One of the dirty little secrets in tech is that sometimes the most effective technologists don’t even write code. They can be great pattern-matchers that help connect and configure off the shelf programs to achieve an outcome at a fraction of the cost. They can be great communicators that help catch/clarify requirements, eliminating busy or unnecessary work. They can be great coordinators, helping to assemble pieces of code from multiple team members and ensure things are quality checked and shipped on time.
My suggestion? Ask the hiring manager ahead of time to get the top 3 challenges and opportunities the company/team/department are facing. Make sure to spend time digging deeper on the call to understand the cost of NOT fixing and the possible upside of resolving. Overlay specific experiences and skills where she’s done that in the pass, and highlight a 1 day, 1 week, and 1 month plan of attack to start moving on it.
In short, WIIFM. If the hiring manager is comparing her to another candidate, the hiring manager has a clear sense of where and how they will plugin and create value in the existing organization regardless of whether they are an exact match to the job req. Hell. It’s possible someone is a PERFECT match to the job req, but it was the wrong hire to begin with. The company may think it doesn’t have enough developers, but it may have a communication, management, or coordination problem. Help them uncover and fix that, and you can write your own job description.
Keeping Top of Mind
As I said at the beginning, smart kids know how to convince their parents. “If I get a car, I’ll be able to commute back and forth to school without you needing to stay in those long drive lines in the middle of your work day. You’ll no longer have to flex your hours later into the evening when you’d rather watch the game with your friends.”
But as adults, we want to create a 30 page proposal that talks about all the credentials and case studies we have. That’s fine if that is exactly what they are looking for. But 30 pages of strategy and tactics must fundamentally answer the question: what’s in it for me? If I do this, how exactly do I save time, make money, reduce stress, or otherwise benefit? If that’s not clear, then go back to the drawing board.

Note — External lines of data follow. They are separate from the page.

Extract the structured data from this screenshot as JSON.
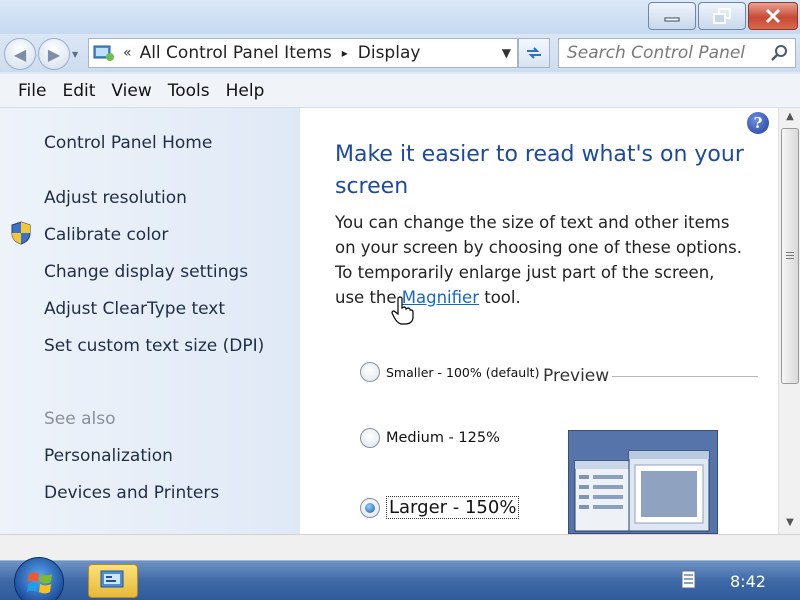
{
  "window": {
    "minimize_icon": "minimize-icon",
    "maximize_icon": "restore-icon",
    "close_icon": "close-icon"
  },
  "address": {
    "sep": "«",
    "crumbs": [
      "All Control Panel Items",
      "Display"
    ],
    "arrow": "▸"
  },
  "search": {
    "placeholder": "Search Control Panel"
  },
  "menu": {
    "file": "File",
    "edit": "Edit",
    "view": "View",
    "tools": "Tools",
    "help": "Help"
  },
  "sidebar": {
    "home": "Control Panel Home",
    "tasks": [
      "Adjust resolution",
      "Calibrate color",
      "Change display settings",
      "Adjust ClearType text",
      "Set custom text size (DPI)"
    ],
    "see_also": "See also",
    "related": [
      "Personalization",
      "Devices and Printers"
    ]
  },
  "main": {
    "help": "?",
    "title": "Make it easier to read what's on your screen",
    "desc_before": "You can change the size of text and other items on your screen by choosing one of these options. To temporarily enlarge just part of the screen, use the ",
    "desc_link": "Magnifier",
    "desc_after": " tool.",
    "options": [
      {
        "label": "Smaller - 100% (default)",
        "selected": false
      },
      {
        "label": "Medium - 125%",
        "selected": false
      },
      {
        "label": "Larger - 150%",
        "selected": true
      }
    ],
    "preview_label": "Preview"
  },
  "taskbar": {
    "clock": "8:42"
  },
  "colors": {
    "title_blue": "#1d4aa0",
    "link_blue": "#1467c7",
    "taskbar": "#3f6aa8"
  }
}
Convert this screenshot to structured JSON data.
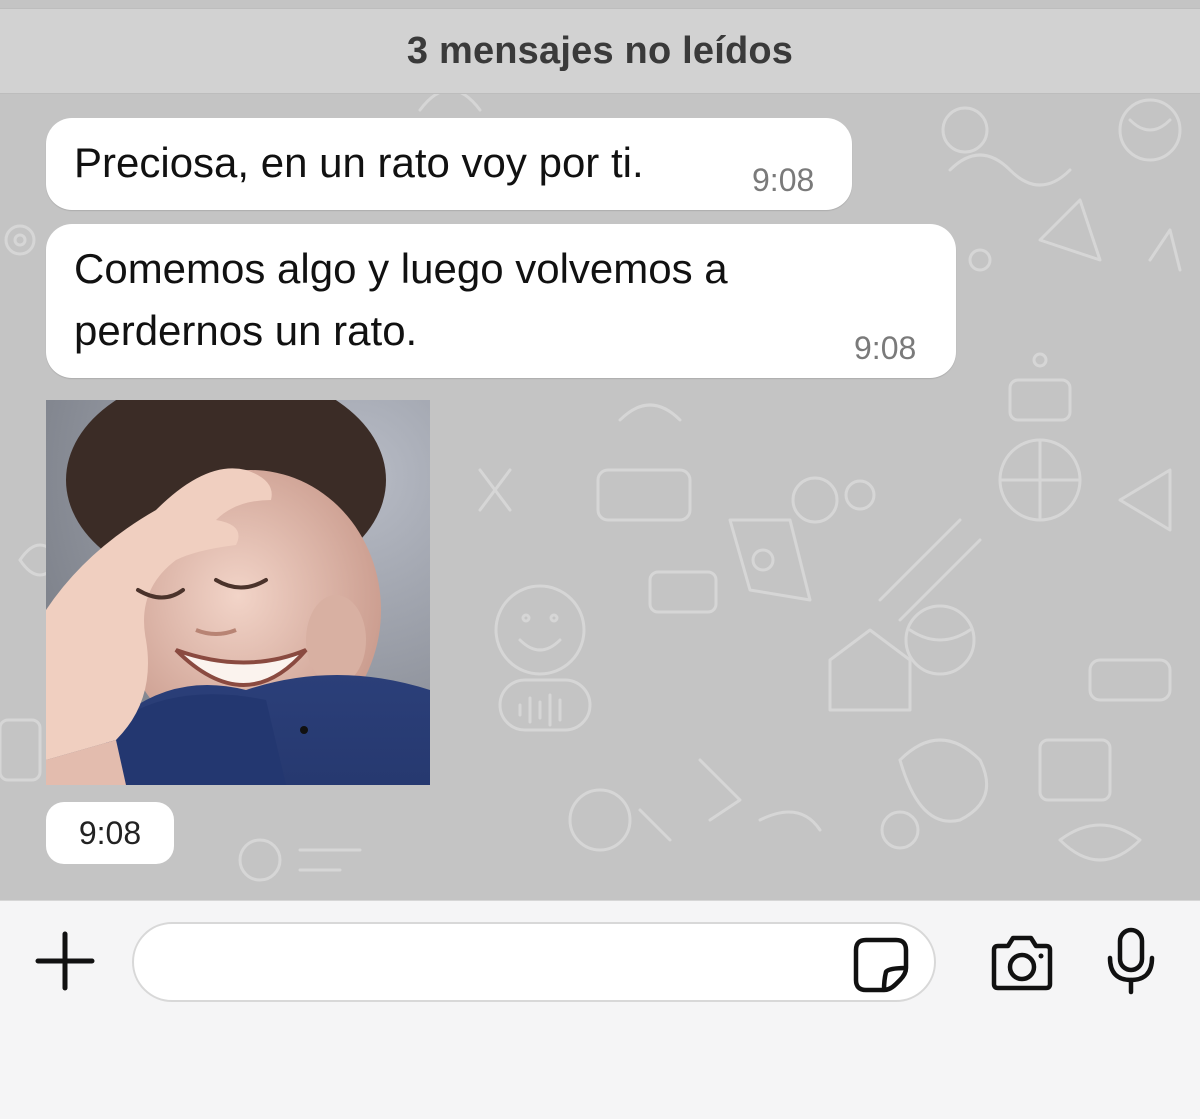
{
  "unread_banner": {
    "label": "3 mensajes no leídos"
  },
  "messages": [
    {
      "text": "Preciosa, en un rato voy por ti.",
      "time": "9:08"
    },
    {
      "line1": "Comemos algo y luego volvemos a",
      "line2": "perdernos un rato.",
      "time": "9:08"
    }
  ],
  "image_message": {
    "time": "9:08"
  },
  "composer": {
    "placeholder": "",
    "icons": {
      "attach": "plus-icon",
      "sticker": "sticker-icon",
      "camera": "camera-icon",
      "microphone": "microphone-icon"
    }
  },
  "colors": {
    "wallpaper": "#c4c4c4",
    "bubble": "#ffffff",
    "composer_bar": "#f5f5f6"
  }
}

I said at the beginning of this article that this strategy could be effective at helping with everything from landing a job to landing new business. I provided some anecdotes from my own life, but also walked through an example with an interview process. It’s not rocket science, but it doesn’t require keeping it at the top of your mind.
We are all the center of our own experience. Staying empathetic to the wants/needs of others is hard for a lot of people. But if you do try and adopt this philosophy, you will start to notice an increased ability to persuade and influence people.
Use this wisely and without manipulation. If you don’t, people will become distrustful of you. If that happens, your ability to persuade and influence people drops to zero. Like the kid that makes everything transactional, it saps the joy and life out of the relationship.
Keep WIIFM in mind, but don’t wield it like a weapon. Instead, use it as a sanity check to make sure that any big ask is proceeded with an even bigger give. Show the other person they matter, and that will help them trust this all comes from a good place aiming for a win-win.